1. School of Biomedical Sciences, The University of Hong Kong, 21 Sassoon Road, Pokfulam, Hong Kong
2. State Key Laboratory of Liver Research, The University of Hong Kong, 21 Sassoon Road, Pokfulam, Hong Kong
3. Department of Microbiology, The University of Hong Kong, 102 Pokfulam Road, Pokfulam, Hong Kong
#These authors contributed equally to this work.
Background: Expression of genes of interest from plasmids or lentiviral vectors is one of the most common tools in molecular and gene therapy. Aberrant splicing between the inserted gene of interest and downstream vector sequence has not been systematically analyzed.
Methods: Formation of aberrant fusion transcripts and proteins was detected by RT-PCR, sequencing, Western blotting and mass spectrometry. Bioinformatic analysis was performed to identify all human and mouse genes prone to vector-dependent aberrant splicing. Selected genes were experimentally validated.
Results: When we expressed human FACI in cultured cells, an aberrant splicing event was found to occur between FACI transcript and downstream plasmid sequence through one exon-exon junction in FACI that accidentally contributes a splice donor site. To explore whether this could be a general phenomenon, we searched the whole human and mouse genomes for protein-coding genes that harbor an exon-exon junction resembling a splice donor site. Almost all genes prone to this type of aberrant splicing were identified. A total of 17 genes among the hits were randomly selected for experimental validation. RT-PCR and sequencing results verified that 13 genes were aberrantly spliced on the identified exon-exon junctions. In addition, all 17 genes were aberrantly spliced on their V5 tag sequence. Aberrant fusion protein expression from all 17 genes was validated by immunoblotting. Aberrant splicing was prevented by recoding the V5 tag or the splice sites.
Conclusions: Our study revealed an unexpectedly high frequency of vector-dependent aberrant splicing events. Aberrant formation of the resulting fusion proteins could undermine the accuracy of gain-of-function studies and might cause potential side effects when the therapeutic gene is expressed in vivo.
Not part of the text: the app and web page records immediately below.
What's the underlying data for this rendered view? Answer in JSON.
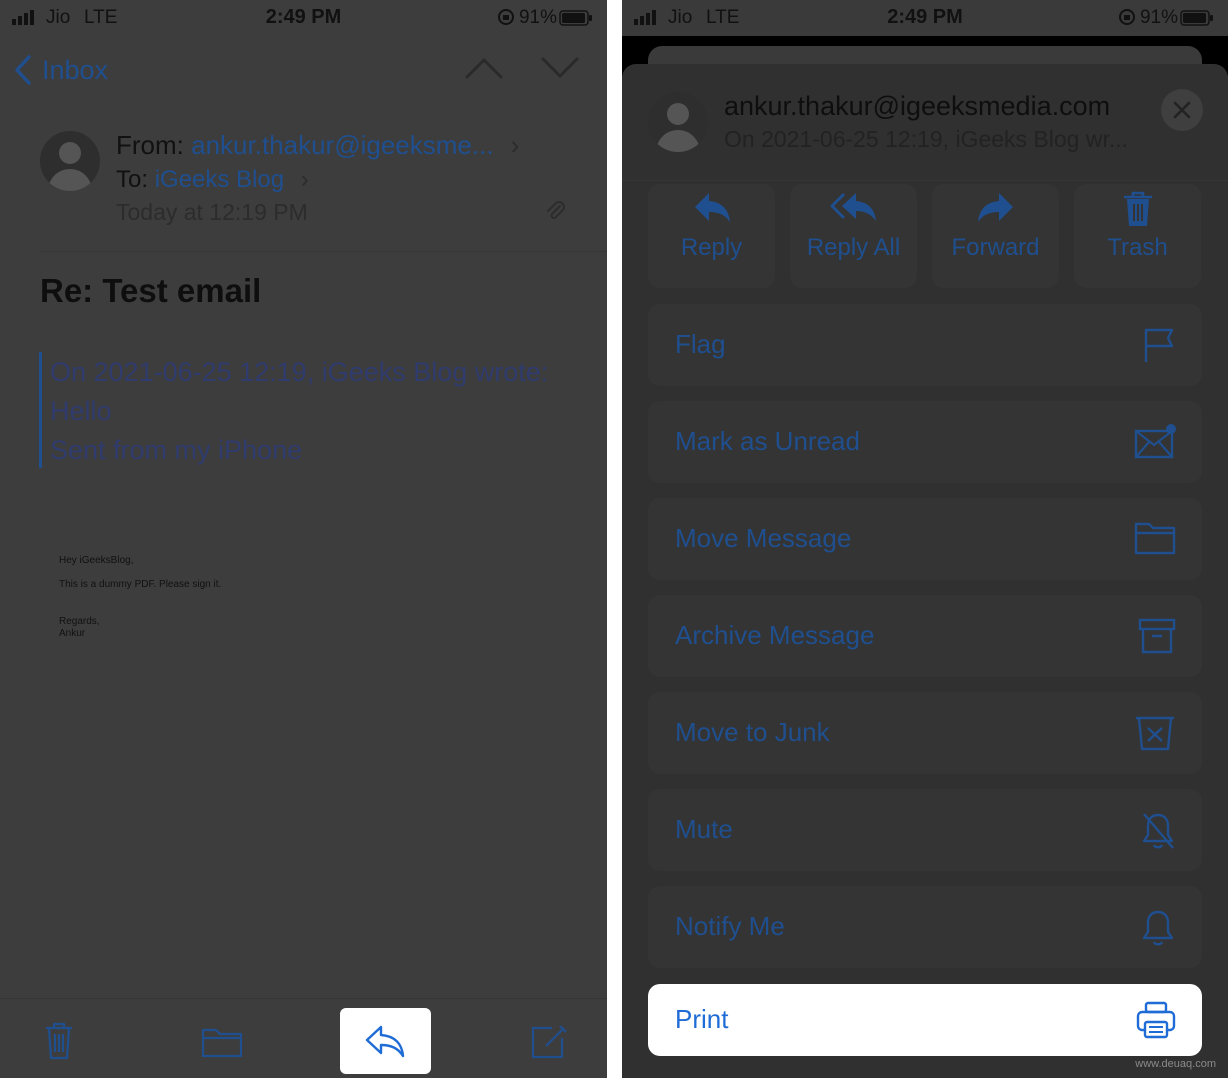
{
  "left": {
    "status": {
      "carrier": "Jio",
      "network": "LTE",
      "time": "2:49 PM",
      "battery": "91%"
    },
    "nav": {
      "back_label": "Inbox"
    },
    "header": {
      "from_label": "From:",
      "from_value": "ankur.thakur@igeeksme...",
      "to_label": "To:",
      "to_value": "iGeeks Blog",
      "date": "Today at 12:19 PM"
    },
    "subject": "Re: Test email",
    "quote": [
      "On 2021-06-25 12:19, iGeeks Blog wrote:",
      "Hello",
      "Sent from my iPhone"
    ],
    "pdf": [
      "Hey iGeeksBlog,",
      "This is a dummy PDF. Please sign it.",
      "Regards,",
      "Ankur"
    ],
    "toolbar": {
      "icons": [
        "trash-icon",
        "folder-icon",
        "reply-icon",
        "compose-icon"
      ]
    }
  },
  "right": {
    "status": {
      "carrier": "Jio",
      "network": "LTE",
      "time": "2:49 PM",
      "battery": "91%"
    },
    "sheet": {
      "email": "ankur.thakur@igeeksmedia.com",
      "subtitle": "On 2021-06-25 12:19, iGeeks Blog wr...",
      "actions": [
        {
          "label": "Reply",
          "icon": "reply-icon"
        },
        {
          "label": "Reply All",
          "icon": "reply-all-icon"
        },
        {
          "label": "Forward",
          "icon": "forward-icon"
        },
        {
          "label": "Trash",
          "icon": "trash-icon"
        }
      ],
      "rows": [
        {
          "label": "Flag",
          "icon": "flag-icon"
        },
        {
          "label": "Mark as Unread",
          "icon": "unread-envelope-icon"
        },
        {
          "label": "Move Message",
          "icon": "folder-icon"
        },
        {
          "label": "Archive Message",
          "icon": "archive-icon"
        },
        {
          "label": "Move to Junk",
          "icon": "junk-icon"
        },
        {
          "label": "Mute",
          "icon": "bell-slash-icon"
        },
        {
          "label": "Notify Me",
          "icon": "bell-icon"
        },
        {
          "label": "Print",
          "icon": "printer-icon"
        }
      ]
    },
    "watermark": "www.deuaq.com"
  },
  "colors": {
    "accent": "#1f6cd6",
    "dim_accent": "#1f4f8f",
    "overlay": "#3d3d3d",
    "highlight": "#ffffff"
  }
}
Our work has implications in improving vector construction and epitope tagging for gene expression and therapy.
Keywords: Aberrant RNA splicing, lentiviral vector, gene therapy, exon-exon junction, splice donor site, V5 tag